She‚Äôs worked on large projects in Los Angeles, including The Grove shopping center near Third Street and Fairfax Avenue. As a commissioner, Weitzer says she would pay attention to the neighborhoods and work with people there to extract community benefits from developers.
“They should benefit the people that live there,” Weitzer said.
Like Lambert, Gruber will also be seeking a second term on the Planning Commission. He first served between 1995 and 1999, and is interested in bringing the Land Use and Circulation Element to life.
He‚Äôs also taken part in the Design Working Group for Downtown and his local neighborhood group, the Ocean Park Association.
“Above all, my goals would be to use the tools and authority the Planning Commission has to maintain Santa Monica as a city that is a good and healthful, safe, inclusive and vibrant place to live and work ‚Ä¶,” Gruber wrote in his application.
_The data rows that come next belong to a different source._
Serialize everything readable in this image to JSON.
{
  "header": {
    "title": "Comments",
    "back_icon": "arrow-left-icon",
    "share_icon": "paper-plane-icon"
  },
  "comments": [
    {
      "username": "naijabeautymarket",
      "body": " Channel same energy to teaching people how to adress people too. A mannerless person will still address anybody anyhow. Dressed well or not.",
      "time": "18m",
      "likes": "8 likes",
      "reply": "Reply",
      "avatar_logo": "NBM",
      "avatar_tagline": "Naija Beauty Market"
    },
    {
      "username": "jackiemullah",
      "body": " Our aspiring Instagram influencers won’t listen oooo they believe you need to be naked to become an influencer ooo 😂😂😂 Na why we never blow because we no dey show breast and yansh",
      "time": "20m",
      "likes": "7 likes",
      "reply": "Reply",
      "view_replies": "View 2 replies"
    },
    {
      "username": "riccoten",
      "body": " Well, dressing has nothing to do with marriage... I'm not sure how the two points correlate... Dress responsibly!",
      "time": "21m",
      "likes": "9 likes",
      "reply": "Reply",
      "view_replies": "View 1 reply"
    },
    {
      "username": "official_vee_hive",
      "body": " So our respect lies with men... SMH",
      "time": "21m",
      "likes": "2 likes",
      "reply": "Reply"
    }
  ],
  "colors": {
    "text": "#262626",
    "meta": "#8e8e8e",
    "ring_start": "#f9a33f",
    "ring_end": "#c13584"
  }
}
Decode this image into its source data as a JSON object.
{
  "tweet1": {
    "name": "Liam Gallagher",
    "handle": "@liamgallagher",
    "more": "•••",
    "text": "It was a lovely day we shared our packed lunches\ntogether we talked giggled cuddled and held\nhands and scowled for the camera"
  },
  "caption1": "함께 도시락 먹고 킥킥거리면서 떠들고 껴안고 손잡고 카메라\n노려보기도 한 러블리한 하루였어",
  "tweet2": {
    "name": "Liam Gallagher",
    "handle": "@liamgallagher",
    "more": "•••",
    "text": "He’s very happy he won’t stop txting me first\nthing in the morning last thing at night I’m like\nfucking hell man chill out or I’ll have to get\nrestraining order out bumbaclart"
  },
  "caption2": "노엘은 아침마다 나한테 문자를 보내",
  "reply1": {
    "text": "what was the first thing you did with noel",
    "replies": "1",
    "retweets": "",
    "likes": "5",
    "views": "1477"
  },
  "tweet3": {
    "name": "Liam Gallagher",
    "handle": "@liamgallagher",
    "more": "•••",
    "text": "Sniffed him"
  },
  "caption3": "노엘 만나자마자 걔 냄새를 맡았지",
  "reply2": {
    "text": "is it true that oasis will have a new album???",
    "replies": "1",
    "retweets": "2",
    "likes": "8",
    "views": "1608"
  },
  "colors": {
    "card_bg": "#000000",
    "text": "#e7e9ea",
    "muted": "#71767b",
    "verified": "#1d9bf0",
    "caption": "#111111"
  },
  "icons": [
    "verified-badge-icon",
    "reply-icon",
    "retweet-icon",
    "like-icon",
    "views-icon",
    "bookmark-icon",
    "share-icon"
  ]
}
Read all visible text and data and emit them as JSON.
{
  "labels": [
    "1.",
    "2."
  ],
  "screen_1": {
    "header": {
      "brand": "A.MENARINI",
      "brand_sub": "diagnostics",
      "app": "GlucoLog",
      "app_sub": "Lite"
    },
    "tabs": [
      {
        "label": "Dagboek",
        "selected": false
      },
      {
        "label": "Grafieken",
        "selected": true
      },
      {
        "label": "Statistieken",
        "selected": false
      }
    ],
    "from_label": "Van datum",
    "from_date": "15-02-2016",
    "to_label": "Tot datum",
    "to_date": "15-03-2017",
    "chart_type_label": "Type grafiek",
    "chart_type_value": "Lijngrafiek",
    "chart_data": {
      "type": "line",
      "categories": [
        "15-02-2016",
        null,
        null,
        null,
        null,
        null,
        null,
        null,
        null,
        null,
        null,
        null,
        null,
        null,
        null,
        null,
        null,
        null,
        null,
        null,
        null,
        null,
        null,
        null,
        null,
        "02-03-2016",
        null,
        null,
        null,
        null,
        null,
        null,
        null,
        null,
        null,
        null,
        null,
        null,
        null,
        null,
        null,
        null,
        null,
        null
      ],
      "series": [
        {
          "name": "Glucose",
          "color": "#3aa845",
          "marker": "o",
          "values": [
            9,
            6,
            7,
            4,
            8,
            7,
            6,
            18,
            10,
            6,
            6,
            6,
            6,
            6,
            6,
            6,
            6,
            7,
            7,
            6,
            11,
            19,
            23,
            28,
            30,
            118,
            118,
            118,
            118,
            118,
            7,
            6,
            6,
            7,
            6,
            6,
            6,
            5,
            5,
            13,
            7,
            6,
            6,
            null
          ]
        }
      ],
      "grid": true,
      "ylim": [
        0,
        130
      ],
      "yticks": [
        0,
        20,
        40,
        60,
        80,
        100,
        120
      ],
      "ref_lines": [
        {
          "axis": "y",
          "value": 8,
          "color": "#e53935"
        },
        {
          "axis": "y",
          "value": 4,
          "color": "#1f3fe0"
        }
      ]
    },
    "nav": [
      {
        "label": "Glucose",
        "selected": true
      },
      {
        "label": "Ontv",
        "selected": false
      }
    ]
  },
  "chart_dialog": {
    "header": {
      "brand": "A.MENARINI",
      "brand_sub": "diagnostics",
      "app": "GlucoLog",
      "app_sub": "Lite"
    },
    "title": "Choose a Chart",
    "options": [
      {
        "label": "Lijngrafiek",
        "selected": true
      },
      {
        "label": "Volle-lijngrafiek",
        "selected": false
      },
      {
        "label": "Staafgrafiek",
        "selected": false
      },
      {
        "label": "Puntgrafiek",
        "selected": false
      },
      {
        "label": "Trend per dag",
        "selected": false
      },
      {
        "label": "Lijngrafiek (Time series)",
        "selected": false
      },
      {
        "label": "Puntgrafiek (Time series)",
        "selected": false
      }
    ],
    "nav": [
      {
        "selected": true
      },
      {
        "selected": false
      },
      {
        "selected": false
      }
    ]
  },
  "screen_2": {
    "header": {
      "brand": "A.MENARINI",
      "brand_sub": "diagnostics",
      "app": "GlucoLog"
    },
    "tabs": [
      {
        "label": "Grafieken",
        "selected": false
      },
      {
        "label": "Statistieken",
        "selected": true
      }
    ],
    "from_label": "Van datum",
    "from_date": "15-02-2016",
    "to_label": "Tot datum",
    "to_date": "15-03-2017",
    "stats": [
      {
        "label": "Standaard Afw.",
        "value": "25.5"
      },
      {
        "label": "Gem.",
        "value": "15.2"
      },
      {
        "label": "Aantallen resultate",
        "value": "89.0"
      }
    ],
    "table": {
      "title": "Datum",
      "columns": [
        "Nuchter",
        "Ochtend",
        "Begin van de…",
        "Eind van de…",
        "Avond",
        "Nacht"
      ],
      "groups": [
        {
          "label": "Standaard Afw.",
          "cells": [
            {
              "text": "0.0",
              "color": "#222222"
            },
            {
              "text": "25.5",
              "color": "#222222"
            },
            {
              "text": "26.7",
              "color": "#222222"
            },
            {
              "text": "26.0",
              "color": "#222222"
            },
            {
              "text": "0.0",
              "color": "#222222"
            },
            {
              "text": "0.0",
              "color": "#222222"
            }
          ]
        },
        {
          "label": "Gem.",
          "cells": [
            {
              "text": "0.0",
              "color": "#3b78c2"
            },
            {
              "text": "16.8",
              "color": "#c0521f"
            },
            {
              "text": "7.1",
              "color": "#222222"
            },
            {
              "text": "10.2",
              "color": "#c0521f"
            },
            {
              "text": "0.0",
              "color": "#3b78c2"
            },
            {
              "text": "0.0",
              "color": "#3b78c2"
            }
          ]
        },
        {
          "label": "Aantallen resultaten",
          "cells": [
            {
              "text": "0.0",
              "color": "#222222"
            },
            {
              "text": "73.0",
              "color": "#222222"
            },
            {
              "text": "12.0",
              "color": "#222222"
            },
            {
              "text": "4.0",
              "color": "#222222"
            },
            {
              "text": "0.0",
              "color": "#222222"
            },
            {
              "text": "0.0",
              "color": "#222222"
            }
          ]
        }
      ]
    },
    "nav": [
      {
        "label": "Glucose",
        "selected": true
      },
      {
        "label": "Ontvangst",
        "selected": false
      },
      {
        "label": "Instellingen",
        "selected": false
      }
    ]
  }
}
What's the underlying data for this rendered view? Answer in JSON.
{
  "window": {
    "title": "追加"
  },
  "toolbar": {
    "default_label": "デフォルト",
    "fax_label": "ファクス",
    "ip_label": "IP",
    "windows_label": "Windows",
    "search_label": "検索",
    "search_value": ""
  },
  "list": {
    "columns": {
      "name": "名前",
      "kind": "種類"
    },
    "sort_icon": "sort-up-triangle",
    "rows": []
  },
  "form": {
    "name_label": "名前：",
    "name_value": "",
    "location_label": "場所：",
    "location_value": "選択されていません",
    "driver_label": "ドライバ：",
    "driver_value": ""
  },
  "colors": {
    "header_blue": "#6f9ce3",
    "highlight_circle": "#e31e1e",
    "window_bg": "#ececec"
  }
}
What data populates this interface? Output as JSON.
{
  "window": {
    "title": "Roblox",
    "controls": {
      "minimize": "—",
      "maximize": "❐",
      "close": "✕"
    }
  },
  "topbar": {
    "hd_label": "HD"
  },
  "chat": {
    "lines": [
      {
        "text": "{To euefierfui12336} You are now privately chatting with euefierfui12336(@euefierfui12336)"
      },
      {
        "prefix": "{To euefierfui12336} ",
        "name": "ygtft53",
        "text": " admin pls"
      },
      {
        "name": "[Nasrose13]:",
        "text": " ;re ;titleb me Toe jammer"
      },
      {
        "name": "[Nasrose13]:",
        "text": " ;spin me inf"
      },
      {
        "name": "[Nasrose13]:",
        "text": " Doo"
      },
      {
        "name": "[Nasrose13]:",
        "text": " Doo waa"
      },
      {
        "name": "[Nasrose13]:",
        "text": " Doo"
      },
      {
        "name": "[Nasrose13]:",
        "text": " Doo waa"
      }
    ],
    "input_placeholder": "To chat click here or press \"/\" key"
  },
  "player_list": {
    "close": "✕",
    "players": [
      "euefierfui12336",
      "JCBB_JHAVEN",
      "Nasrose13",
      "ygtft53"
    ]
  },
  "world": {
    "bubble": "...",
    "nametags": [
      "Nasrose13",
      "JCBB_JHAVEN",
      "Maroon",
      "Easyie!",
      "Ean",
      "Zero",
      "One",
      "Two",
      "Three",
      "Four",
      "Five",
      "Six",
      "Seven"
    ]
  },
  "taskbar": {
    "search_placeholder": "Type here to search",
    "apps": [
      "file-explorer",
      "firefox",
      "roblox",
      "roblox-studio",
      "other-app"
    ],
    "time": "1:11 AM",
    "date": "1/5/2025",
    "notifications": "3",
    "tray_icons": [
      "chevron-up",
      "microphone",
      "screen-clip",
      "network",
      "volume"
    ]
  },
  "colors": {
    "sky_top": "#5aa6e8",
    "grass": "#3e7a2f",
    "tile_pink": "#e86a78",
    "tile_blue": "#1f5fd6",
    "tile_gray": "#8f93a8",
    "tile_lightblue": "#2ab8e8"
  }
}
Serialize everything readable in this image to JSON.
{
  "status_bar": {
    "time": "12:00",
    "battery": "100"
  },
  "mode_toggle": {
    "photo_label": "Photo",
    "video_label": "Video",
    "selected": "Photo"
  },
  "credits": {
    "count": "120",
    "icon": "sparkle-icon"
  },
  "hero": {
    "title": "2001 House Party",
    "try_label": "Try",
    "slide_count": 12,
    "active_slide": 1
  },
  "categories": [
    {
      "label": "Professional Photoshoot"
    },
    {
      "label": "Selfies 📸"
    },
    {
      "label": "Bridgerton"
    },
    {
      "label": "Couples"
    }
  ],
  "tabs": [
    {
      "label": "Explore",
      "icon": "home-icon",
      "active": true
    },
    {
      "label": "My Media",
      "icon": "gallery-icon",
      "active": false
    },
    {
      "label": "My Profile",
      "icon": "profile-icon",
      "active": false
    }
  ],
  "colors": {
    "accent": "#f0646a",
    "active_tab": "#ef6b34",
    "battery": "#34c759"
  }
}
Eubank now calls himself a writer, but he spent 35 years self-employed in residential and commercial construction.
His goals include the “intelligent development of a splendid city using my decades of planning, zoning, construction, financial and real estate experience,” he wrote in his application.
Finally, Summers, a realtor for Sotheby‚Äôs International Realty has also thrown her hat in the ring.
As a real estate professional, Summers focuses on the look and feel of buildings and ensuring they reach their “highest and best use.”
Her goal is for “Santa Monica to be a well-organized, aesthetically-pleasing, easy-to-navigate, dynamic and fun community for residents, business people and visitors to enjoy and appreciate,” according to her application.
Gould doesn‚Äôt envy the City Council their task on Jan. 22 in choosing amongst these and whatever other applicants may enter the fray before the Jan. 15 deadline.
“I don‚Äôt know them all, but it‚Äôs a strong group of folks ready to step up and take the vacant seat,” Gould said.
Planning commissioners are paid $25 for each of their meetings with a cap of $100 per month, according to the Planning Commission website. That amount can increase based on inflation.